_Exercise_: Check each line of the entries below for the word "label", and copy the lines that have it.

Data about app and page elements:
────────────────────────────────────────
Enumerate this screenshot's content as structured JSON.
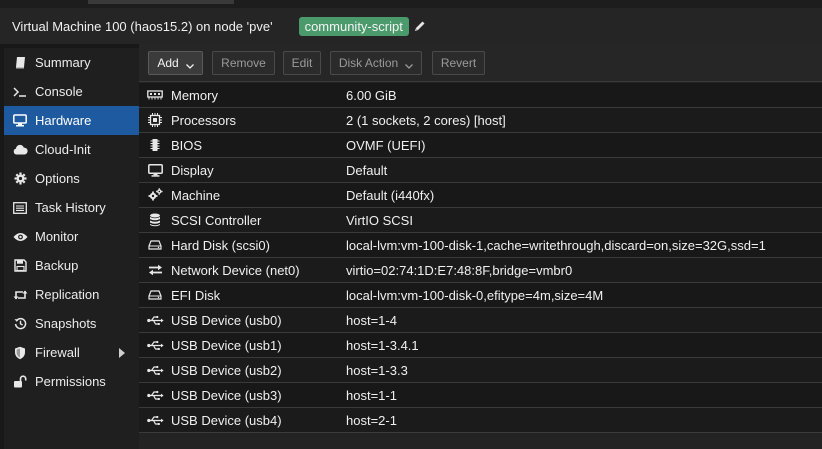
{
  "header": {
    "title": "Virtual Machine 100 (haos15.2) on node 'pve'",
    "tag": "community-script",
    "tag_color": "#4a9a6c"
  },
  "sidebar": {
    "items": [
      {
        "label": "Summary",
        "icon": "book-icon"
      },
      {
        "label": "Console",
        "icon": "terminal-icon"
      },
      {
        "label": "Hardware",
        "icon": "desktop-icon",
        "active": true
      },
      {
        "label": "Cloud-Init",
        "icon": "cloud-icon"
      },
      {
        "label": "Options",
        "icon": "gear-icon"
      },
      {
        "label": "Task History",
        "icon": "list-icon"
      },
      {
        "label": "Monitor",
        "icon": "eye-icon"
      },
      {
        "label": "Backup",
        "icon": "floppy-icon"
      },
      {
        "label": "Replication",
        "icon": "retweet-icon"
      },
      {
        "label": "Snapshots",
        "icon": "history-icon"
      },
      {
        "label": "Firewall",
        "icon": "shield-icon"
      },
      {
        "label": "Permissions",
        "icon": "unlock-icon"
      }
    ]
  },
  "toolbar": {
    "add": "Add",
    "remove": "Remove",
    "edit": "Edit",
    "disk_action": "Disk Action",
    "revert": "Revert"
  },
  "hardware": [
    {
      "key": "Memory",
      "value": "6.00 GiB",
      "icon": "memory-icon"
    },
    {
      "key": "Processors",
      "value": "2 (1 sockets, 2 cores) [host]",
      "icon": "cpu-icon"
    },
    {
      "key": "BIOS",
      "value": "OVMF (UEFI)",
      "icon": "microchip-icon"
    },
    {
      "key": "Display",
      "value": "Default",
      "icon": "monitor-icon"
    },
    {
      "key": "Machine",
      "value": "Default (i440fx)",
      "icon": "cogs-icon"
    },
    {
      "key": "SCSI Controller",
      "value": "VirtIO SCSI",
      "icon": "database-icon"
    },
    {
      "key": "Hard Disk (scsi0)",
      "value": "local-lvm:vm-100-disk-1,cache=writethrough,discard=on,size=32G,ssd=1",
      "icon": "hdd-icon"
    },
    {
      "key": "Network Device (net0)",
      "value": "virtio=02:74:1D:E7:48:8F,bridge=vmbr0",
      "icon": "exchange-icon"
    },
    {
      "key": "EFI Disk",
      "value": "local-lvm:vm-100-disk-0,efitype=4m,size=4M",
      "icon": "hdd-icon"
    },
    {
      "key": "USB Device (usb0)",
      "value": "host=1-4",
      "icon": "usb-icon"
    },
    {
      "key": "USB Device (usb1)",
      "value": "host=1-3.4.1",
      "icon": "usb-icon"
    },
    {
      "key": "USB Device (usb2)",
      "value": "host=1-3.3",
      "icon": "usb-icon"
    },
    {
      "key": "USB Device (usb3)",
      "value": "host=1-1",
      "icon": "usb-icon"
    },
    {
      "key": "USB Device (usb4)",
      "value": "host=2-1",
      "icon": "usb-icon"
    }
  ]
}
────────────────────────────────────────
_Response to this task_:
        "label": "Summary",
        "label": "Console",
        "label": "Hardware",
        "label": "Cloud-Init",
        "label": "Options",
        "label": "Task History",
        "label": "Monitor",
        "label": "Backup",
        "label": "Replication",
        "label": "Snapshots",
        "label": "Firewall",
        "label": "Permissions",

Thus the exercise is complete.